Die Schuldigkeit des ersten Gebots is a “sacred singspiel” in three parts on a text by Ignaz Anton Weiser; the three parts were composed by three different composers and performed in Salzburg on three successive Thursdays in Lent 1767 (12, 19, and 26 Mar). The first part was composed by Mozart (K. 35), who was eleven at the time of the performance (not ten, as stated in the report); the second part was by Michael Haydn, and the third by Anton Cajetan Adlgasser (Haydn and Adlgasser's contributions are now lost). The performance of the first part on 12 Mar 1767 is documented in the Protokoll of the university secondary school (Gymnasium) in Salzburg, and in the diary of Father Beda Hübner, librarian and secretary to his uncle Beda Seeauer, the abbot of St. Peter’s monastery; both of these documents and the title page of the libretto give Mozart’s age incorrectly as ten. Mozart was awarded a gold medallion worth 12 ducats for his contribution (Dokumente, 68–69). The report transcribed here, with its moving depiction of young Mozart directing the performance, appeared in the Augspurgische Ordinari Postzeitung on 30 Mar 1767.
The Lenten market (Fastenmarkt) was an annual institution in Salzburg. As Franz Xaver Weilmeyr described it in his guide to Salzburg published in 1813:
Salzburg zählt zwey große Jahrmärkte
(Messen oder hier Dulden genannt). Der
Fastenmarkt, der am Fasching Sonntage be=
ginnt, und der Herbstmarkt, der am Mat=
thäus=Tage anfängt, dauern beyde vierzehn
Tage, und werden auf dem Residenz=,
Markt= und Universitäts=Plätze gehalten.
Sie sind beyde sehr bedeutend, und werden
von Kaufleuten des Innlandes, aus Oester=
reich, Italien, der Schweitz und den übri=
gen Bundesstaaten besucht.
[Weilmeyr 1813, 236]
Salzburg has two large annual markets

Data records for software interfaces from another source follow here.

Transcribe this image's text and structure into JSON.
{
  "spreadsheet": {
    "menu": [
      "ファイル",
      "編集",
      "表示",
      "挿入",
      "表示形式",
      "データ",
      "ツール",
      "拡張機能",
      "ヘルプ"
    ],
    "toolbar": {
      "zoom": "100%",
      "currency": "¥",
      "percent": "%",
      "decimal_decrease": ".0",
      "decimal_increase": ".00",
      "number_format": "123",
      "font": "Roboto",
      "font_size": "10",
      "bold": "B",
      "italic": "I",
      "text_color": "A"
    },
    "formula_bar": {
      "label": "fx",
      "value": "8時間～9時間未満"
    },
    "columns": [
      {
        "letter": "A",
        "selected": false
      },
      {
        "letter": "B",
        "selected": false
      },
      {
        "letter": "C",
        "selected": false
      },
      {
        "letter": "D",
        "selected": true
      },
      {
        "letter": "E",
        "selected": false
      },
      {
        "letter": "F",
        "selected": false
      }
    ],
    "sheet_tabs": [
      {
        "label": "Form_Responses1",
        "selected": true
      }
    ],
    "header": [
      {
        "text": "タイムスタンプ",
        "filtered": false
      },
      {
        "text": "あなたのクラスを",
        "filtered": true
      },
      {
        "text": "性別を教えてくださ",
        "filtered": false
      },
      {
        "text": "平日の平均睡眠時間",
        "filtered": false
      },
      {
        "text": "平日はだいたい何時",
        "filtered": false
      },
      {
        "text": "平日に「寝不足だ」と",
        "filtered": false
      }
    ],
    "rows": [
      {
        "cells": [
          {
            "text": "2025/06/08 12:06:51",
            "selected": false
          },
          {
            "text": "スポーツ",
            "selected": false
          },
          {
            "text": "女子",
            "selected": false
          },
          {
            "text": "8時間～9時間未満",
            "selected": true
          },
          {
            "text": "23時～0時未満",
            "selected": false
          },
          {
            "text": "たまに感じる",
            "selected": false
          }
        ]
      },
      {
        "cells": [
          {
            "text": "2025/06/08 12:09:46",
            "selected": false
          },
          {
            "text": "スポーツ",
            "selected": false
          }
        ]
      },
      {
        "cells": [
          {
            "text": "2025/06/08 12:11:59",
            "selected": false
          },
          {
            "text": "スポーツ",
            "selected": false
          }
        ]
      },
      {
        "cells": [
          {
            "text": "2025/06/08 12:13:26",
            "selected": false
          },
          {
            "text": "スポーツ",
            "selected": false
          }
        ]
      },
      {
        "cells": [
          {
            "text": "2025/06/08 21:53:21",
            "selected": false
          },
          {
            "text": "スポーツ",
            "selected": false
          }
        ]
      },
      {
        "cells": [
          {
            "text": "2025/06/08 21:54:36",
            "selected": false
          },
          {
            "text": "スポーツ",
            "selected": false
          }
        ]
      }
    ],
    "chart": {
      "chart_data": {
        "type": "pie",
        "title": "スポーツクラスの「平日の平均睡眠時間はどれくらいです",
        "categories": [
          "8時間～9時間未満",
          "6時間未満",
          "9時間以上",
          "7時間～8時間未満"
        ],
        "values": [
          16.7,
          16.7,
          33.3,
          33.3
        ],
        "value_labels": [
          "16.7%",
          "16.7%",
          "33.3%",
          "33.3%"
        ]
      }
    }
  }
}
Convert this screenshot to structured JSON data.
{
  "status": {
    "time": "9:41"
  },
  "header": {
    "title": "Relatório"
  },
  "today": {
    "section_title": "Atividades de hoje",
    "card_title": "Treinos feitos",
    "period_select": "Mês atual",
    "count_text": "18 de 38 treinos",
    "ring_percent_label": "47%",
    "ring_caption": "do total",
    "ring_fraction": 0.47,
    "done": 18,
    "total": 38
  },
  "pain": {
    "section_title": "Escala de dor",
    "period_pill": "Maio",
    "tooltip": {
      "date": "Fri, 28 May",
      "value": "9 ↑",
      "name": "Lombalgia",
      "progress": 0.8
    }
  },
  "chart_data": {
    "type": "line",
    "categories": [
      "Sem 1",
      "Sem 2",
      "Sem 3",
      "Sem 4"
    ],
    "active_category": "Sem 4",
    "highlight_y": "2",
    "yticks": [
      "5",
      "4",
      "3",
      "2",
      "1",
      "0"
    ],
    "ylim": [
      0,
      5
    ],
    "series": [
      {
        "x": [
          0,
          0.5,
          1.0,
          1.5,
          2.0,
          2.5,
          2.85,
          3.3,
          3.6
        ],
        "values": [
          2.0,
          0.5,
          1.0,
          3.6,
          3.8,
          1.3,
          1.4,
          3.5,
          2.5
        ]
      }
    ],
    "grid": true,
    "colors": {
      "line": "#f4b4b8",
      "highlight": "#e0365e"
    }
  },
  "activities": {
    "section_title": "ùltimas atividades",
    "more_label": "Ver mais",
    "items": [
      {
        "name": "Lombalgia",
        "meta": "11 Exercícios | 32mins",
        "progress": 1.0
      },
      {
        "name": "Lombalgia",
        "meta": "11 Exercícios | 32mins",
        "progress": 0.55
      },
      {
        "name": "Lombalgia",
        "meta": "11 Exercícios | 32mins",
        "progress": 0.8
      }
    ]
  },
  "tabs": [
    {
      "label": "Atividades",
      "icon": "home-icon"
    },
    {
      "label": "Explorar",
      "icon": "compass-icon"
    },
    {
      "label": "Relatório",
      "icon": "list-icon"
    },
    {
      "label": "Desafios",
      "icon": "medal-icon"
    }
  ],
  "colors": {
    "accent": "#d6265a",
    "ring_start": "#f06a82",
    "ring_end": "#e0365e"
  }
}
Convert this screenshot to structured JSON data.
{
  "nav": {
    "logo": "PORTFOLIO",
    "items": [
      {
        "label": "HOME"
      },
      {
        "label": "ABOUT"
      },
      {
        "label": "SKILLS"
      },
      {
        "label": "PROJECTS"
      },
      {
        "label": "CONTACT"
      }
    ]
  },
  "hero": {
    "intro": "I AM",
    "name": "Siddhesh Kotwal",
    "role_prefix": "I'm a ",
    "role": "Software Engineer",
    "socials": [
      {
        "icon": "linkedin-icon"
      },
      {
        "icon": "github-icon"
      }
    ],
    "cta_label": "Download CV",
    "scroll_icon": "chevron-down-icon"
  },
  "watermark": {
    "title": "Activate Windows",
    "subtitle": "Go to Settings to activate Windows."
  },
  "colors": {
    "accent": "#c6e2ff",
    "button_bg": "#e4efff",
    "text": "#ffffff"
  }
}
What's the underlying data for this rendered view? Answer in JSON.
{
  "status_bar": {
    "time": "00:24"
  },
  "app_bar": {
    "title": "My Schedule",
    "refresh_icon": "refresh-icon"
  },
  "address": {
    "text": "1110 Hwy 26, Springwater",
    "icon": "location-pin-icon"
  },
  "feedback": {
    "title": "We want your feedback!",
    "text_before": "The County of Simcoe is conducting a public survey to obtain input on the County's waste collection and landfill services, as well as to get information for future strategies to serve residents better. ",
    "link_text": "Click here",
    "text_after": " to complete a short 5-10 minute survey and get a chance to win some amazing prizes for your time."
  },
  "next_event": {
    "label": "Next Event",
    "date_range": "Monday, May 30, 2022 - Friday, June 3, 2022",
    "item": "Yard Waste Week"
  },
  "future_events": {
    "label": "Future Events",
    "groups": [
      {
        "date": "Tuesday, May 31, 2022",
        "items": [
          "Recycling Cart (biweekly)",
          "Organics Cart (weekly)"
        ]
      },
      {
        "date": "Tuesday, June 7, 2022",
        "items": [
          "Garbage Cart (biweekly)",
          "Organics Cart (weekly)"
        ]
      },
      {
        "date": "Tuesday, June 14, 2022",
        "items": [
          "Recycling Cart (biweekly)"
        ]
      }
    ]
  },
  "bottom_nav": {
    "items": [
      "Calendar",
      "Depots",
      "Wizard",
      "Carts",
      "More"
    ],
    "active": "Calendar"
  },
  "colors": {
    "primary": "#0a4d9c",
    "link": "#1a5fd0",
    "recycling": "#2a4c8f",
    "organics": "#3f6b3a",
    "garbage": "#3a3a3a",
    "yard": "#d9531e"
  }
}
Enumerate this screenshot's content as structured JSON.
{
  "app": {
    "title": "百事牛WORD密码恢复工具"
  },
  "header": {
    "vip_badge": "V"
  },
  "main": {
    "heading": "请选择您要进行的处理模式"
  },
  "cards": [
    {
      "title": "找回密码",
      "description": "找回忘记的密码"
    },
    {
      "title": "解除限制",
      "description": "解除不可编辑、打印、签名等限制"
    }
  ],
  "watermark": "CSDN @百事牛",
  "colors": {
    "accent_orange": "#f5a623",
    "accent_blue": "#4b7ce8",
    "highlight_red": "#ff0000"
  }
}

(“Messen,” or “Dulden” as they are called
here): the Lenten market, which begins on
Carnival Sunday, and the Autumn market,
which begins on St. Matthew’s Day. Both
last fourteen days, and are held on the
Residenzmarkt and Universitätsplatz.
Both are very important, and are
attended by merchants from the region,
from Austria, Italy, Switzerland, and the
other federated states.
“Faschingssonntag” (“Carnival Sunday”), still so-called today, is the last Sunday of Carnival, the Sunday before Ash Wednesday. In 1767 Ash Wednesday fell on 4 Mar and Faschingssonntag on 1 Mar (St. Matthew’s Day, the beginning of the Autumn market, is 21 Sep.) Thus the performance directed by Mozart took place near the end of the Lenten market, and it is likely that most of the visitors from out of town would have heard only Mozart’s portion of Die Schuldigkeit des ersten Gebots, not the portions performed on 19 and 26 Mar.
The performance of Mozart’s portion of Die Schuldigkeit des ersten Gebots is also mentioned in another document published on this site, from the Vossische Zeitung in Berlin (see our entry for 8 Apr 1767). The terms used in that report are strikingly similar to those in the Augspurgische Ordinari Postzeitung, which could well have been the Berlin paper’s source.
We are grateful to Cliff Eisen for his advice on this entry.